Technology Expert

Margaret is an award-winning technical writer and teacher known for her ability to explain complex technical subjects to a non-technical business audience. Over the past twenty years, her IT definitions have been published by Que in an encyclopedia of technology terms and cited in articles by the New York Times, Time Magazine, USA Today, ZDNet, PC Magazine, and Discovery Magazine.
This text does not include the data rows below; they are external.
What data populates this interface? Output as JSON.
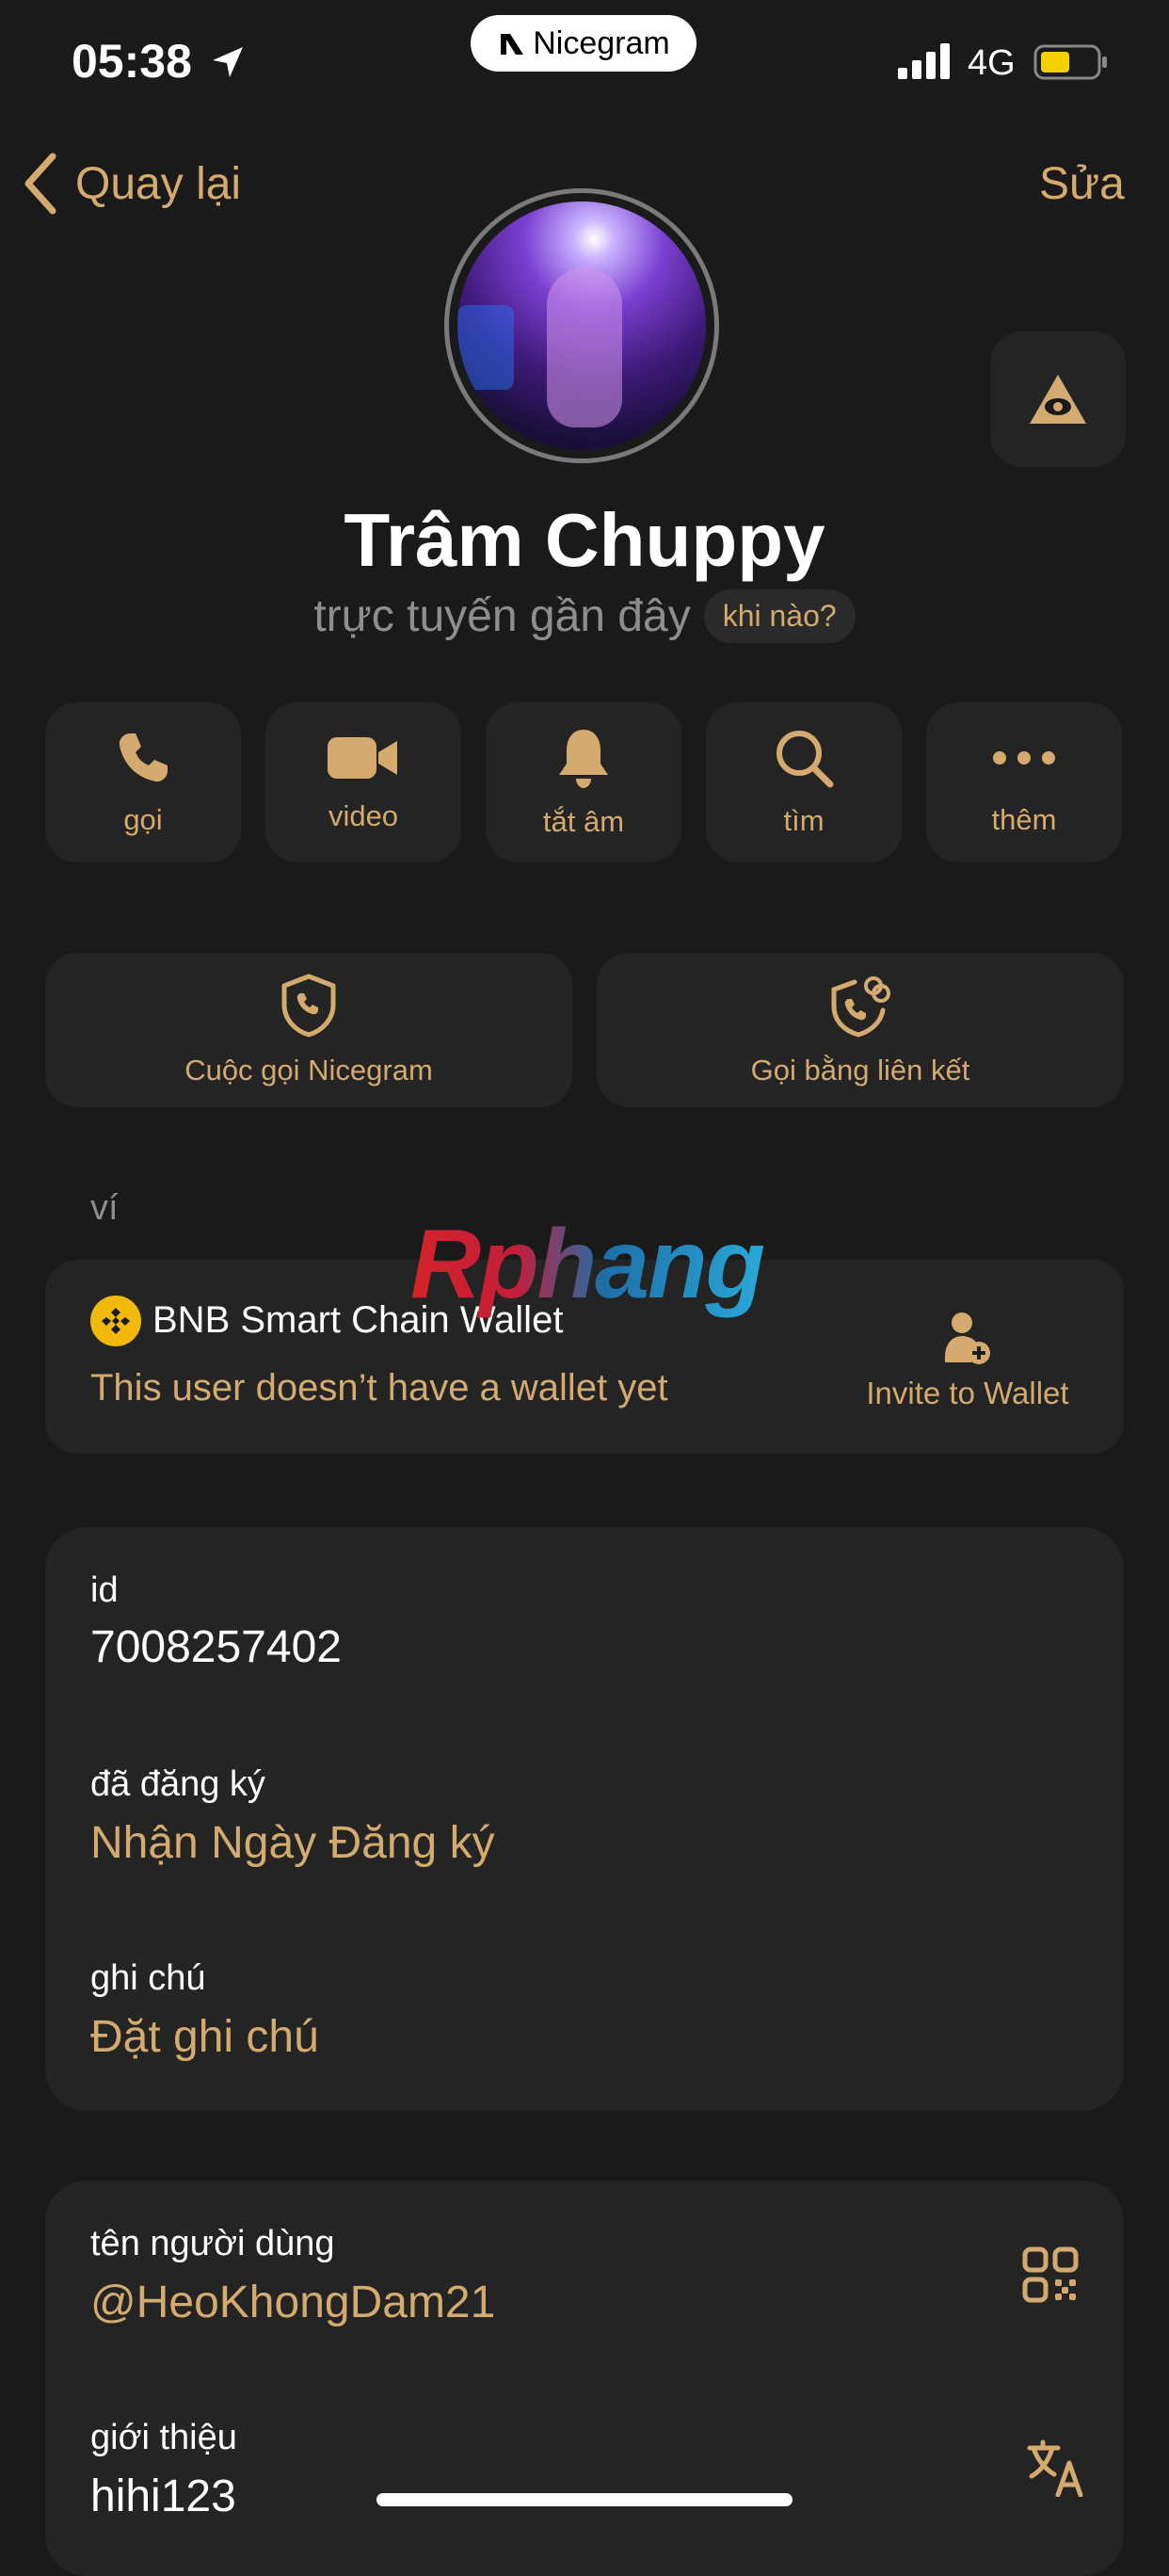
{
  "status_bar": {
    "time": "05:38",
    "carrier_pill": "Nicegram",
    "network": "4G"
  },
  "nav": {
    "back_label": "Quay lại",
    "edit_label": "Sửa"
  },
  "profile": {
    "name": "Trâm Chuppy",
    "status": "trực tuyến gần đây",
    "status_hint": "khi nào?"
  },
  "actions": [
    {
      "label": "gọi",
      "icon": "phone-icon"
    },
    {
      "label": "video",
      "icon": "video-camera-icon"
    },
    {
      "label": "tắt âm",
      "icon": "bell-icon"
    },
    {
      "label": "tìm",
      "icon": "search-icon"
    },
    {
      "label": "thêm",
      "icon": "more-dots-icon"
    }
  ],
  "call_options": {
    "nicegram_call": "Cuộc gọi Nicegram",
    "link_call": "Gọi bằng liên kết"
  },
  "wallet": {
    "section_title": "ví",
    "chain_name": "BNB Smart Chain Wallet",
    "message": "This user doesn’t have a wallet yet",
    "invite_label": "Invite to Wallet"
  },
  "watermark": "Rphang",
  "info": {
    "id_label": "id",
    "id_value": "7008257402",
    "registered_label": "đã đăng ký",
    "registered_value": "Nhận Ngày Đăng ký",
    "note_label": "ghi chú",
    "note_value": "Đặt ghi chú"
  },
  "user": {
    "username_label": "tên người dùng",
    "username_value": "@HeoKhongDam21",
    "bio_label": "giới thiệu",
    "bio_value": "hihi123"
  },
  "colors": {
    "accent": "#d4aa6e",
    "background": "#1a1a1a",
    "card": "#242424"
  }
}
She joined Techopedia in 2011. Margaret's idea of a fun day is helping IT and business professionals learn to speak each other’s highly specialized languages.